“But I need my husband,” the woman says.
“Stay here with him and give your slot to someone else or get on the train,” the guard says with no emotion. The woman looks at her husband and then at the train. “Coming or staying,” the guard with the clipboard says with a curt tone. The woman steps off the train and into her husband’s arms. They walk away together, him trying to stifle her sobs so they won’t be shot.
I make my way to the last two train cars where they are taking all the farmers. I see the long lines and my heart sinks into my stomach. I don’t even begin counting because something tells me there are way more than 300 farmers. I knew that rumor about unlimited seats for farmers was bullshit. I take my place in line. My mind drifts back to the days before the soil contamination crisis, when life was normal.
As a farmer, I knew something was going to happen. I paid attention to crop reports and heard stories of other farmers having problems. But I kept hoping they were isolated incidents. But each year more and more farmers had failed crops. Then, almost overnight it seemed, everyone’s crops were dead or dying. Some type of fungus they called Valley Fever, which at one point only affected humans, mutated and started killing crops. I was jarred from my thoughts by a tap on my shoulder. “Coin,” the guard said. “Oh,” I said as I fumbled in my pocket for it and pulled it out. He inserted the coin into a rectangular device in his hand. He stared at the screen then up at me. “Name, please.”
He pressed a button on the device that popped my coin back out. He gave it to me. “Number 298. Give your coin to the guardian when you get on the train.” I let out a breath I didn’t know I was holding. But my relief was guilt-ridden and short-lived as I heard the guard’s announcement: “No more farmers. All farmers step away from the loading lanes.”
I turned to look at the crowd and saw a man fall to his knees and cover his face with his hands. The guard pulled him to his feet, but he fell back down again, sobbing. When they pulled him up again I recognized his face. “Zeke?” He didn’t hear me. “Zeke Maddox,” I said firmly to catch his attention.
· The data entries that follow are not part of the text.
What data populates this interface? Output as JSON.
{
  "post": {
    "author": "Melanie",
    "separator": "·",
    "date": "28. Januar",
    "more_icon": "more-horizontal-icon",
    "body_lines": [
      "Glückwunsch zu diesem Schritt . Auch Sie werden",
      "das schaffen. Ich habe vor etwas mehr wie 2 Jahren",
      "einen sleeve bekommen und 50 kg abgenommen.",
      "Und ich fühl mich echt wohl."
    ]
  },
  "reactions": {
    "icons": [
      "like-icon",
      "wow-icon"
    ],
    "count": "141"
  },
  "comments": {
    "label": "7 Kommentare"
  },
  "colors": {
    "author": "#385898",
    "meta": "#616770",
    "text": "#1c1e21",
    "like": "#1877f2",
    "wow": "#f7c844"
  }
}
He looked up at me. “Aurora. Did you make it,” he said through his tears. I bit my lip as I fought back tears of my own and nodded.
Zeke had to let his wife and daughter go on one of the trains without him. He’d hurt his back in a farming accident and his token was revoked. He’d recovered, just barely, but it was enough to reinstate his farmer’s token. “Please, Aurora, find my family. Tell them I love them. Tell them what happened. Tell them I tried.” Another guard came from the crowd and began pushing me forward while the other guard forced Zeke away from the loading lane by gun point. “Tell them, Aurora, I’m counting on you,” he yelled.
“Quiet,” the guard snapped and shoved Zeke. I couldn’t bear it. I looked at the guard standing next to me. “I want to give him my slot.” People around me gasped. “This is the last train,” he said.
“Get on the train, lady.”
“No. I’m giving him my spot.”
“You’re signing your own death certificate,” a woman next to me hissed.
“I don’t care,” I looked at the guard, “Please. I’m begging you. Go and get him and give him my slot.” The guard looked at me and shook his head. He reached for the radio on shoulder and alerted the other guard. I watched in the crowd as the other guard turned around and looked in our direction. He said something to Zeke and they made their way through the crowd to me.
“Give him your coin, Zeke,” I said.
“Aurora. No. You’ve lost so much already.”
“And I have no one waiting for me there. Go.” He knelt down and kissed my hand. I wiped the tears from his face and watched him get on the train, hoping he will be able to find his family when he gets there.